1946–1956
Member of the U.S. House of Representatives
from Texas's 6th district
In office
March 4, 1923 – July 17, 1946
Preceded by Rufus Hardy
Succeeded by Olin E. Teague
District Attorney
Texas 13th Judicial District
In office
1904–1910
County Attorney
Navarro County
In office
1898–1902
Personal details
Born (1875-10-29)October 29, 1875
Corsicana, Texas
Died June 6, 1965(1965-06-06) (aged 89)
Corsicana, Texas
Resting place Oakwood Cemetery
Political party Democratic
Spouse(s) Turner Read
Children Two children
Residence Corsicana, Texas
Alma mater Cumberland University
Profession Attorney
Religion Presbyterian

Luther Alexander Johnson (October 29, 1875 – June 6, 1965) was a United States Congressman from the U.S. state of Texas

Early years[edit]

Luther was born in Corsicana, Texas, where he attended the public schools. He received his L.L.B. in 1896 from Cumberland University in Lebanon, Tennessee, and was admitted to the Bar association the same year.[1] He commenced practice in Corsicana and was attorney for Central Texas Grocery Company and The Royall Coffee Company.[1]

He was a prosecuting attorney of Navarro County from 1898 to 1902 and district attorney of the thirteenth judicial district of Texas from 1904 to 1910.

Congress[edit]

He served as a delegate to the Democratic National Convention in 1916 and as chairman of the Democratic State convention in 1920. Johnson was elected as a Democrat to the Sixty-eighth and to the eleven succeeding Congresses and served from March 4, 1923, until his resignation on July 17, 1946.

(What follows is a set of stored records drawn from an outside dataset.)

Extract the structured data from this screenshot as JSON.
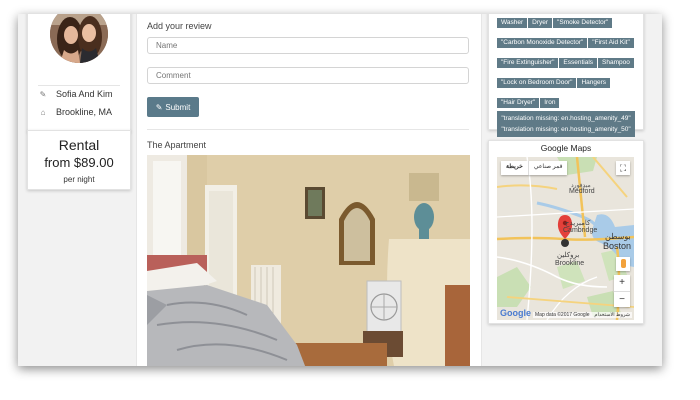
{
  "profile": {
    "host_name": "Sofia And Kim",
    "location": "Brookline, MA",
    "icons": [
      "pencil-icon",
      "home-icon"
    ]
  },
  "rental": {
    "title": "Rental",
    "price": "from $89.00",
    "unit": "per night"
  },
  "review": {
    "heading": "Add your review",
    "name_placeholder": "Name",
    "comment_placeholder": "Comment",
    "submit_label": "Submit",
    "submit_icon": "pencil-icon"
  },
  "apartment": {
    "heading": "The Apartment"
  },
  "amenities": {
    "items": [
      "Washer",
      "Dryer",
      "\"Smoke Detector\"",
      "\"Carbon Monoxide Detector\"",
      "\"First Aid Kit\"",
      "\"Fire Extinguisher\"",
      "Essentials",
      "Shampoo",
      "\"Lock on Bedroom Door\"",
      "Hangers",
      "\"Hair Dryer\"",
      "Iron"
    ],
    "missing": [
      "\"translation missing: en.hosting_amenity_49\"",
      "\"translation missing: en.hosting_amenity_50\""
    ],
    "tag_color": "#5f7a87"
  },
  "maps": {
    "title": "Google Maps",
    "btn_map": "خريطة",
    "btn_satellite": "قمر صناعي",
    "zoom_in": "+",
    "zoom_out": "−",
    "logo": "Google",
    "attribution": "Map data ©2017 Google",
    "terms": "شروط الاستخدام",
    "labels": {
      "medford": "Medford",
      "cambridge_ar": "كامبريدج",
      "cambridge": "Cambridge",
      "boston_ar": "بوسطن",
      "boston": "Boston",
      "brookline_ar": "بروكلين",
      "brookline": "Brookline",
      "medford_ar": "ميدفورد"
    },
    "road_numbers": [
      "93",
      "90",
      "1",
      "2",
      "28",
      "9",
      "3",
      "16",
      "95",
      "203",
      "128"
    ]
  }
}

A confidential 1943 analysis of the House Foreign Affairs Committee by Isaiah Berlin for the British Foreign Office described Johnson as[2]

in Congress for nearly twenty years; a well-disposed farmer and capable business man. He is a typical southern Democrat in that he has stood staunchly behind the Administration's foreign policies and has supported most New Deal measures, except on such matters as labour. While strongly independent and equally strongly American, he is likely to put his weight behind the Administration's post-war policies and is traditionally pro-British. He made one of the most eloquent speeches in support of the unamended Lend-Lease Powers Act.

In his legislative role Johnson was most famous for his part in the passage of the Radio Act of 1927, stating that

American thought and American politics will be largely at the mercy of those who operate these stations. [If] a single selfish group is permitted to ... dominate these broadcasting stations throughout the country, then woe be to those who dare to differ with them." [67 Cong. Rec. 5558 (1926).]

Later years[edit]

Johnson was appointed by President Harry S. Truman to be a judge of the United States Tax Court, holding this office from July 1946 until his retirement in September 1956. He returned to Corsicana until his death there on June 6, 1965. He was interred in Oakwood Cemetery.

Personal life[edit]

Luther Alexander Johnson married Turner Read on July 19, 1899.[3] The couple had two children. Mr. Johnson became a ruling Elder in the Westminster Presbyterian Church (U.S.A.),[4] where the couple had lifelong membership.

Fraternal memberships[edit]

References[edit]

  1. ^ a b Fifield, James Clark (1918). The American bar, Volume 1. 
  2. ^ Hachey, Thomas E. (Winter 1973–1974). "American Profiles on Capitol Hill: A Confidential Study for the British Foreign Office in 1943" (PDF). Wisconsin Magazine of History 57 (2): 141–153. JSTOR 4634869. Archived from the original (PDF) on 2013-10-21. 
  3. ^ Watkins, Melanie: Luther Alexander Johnson from the Handbook of Texas Online. Retrieved 25 June 2010. Texas State Historical Association
  4. ^ "Westminster Presbyterian Church (USA)". Westminster Presbyterian Church in Corsicana. Retrieved 25 June 2010. 

External links[edit]

United States House of Representatives
Preceded by
Rufus Hardy
Member of the U.S. House of Representatives
from Texas's 6th congressional district

1923–1946
Succeeded by
Olin E. Teague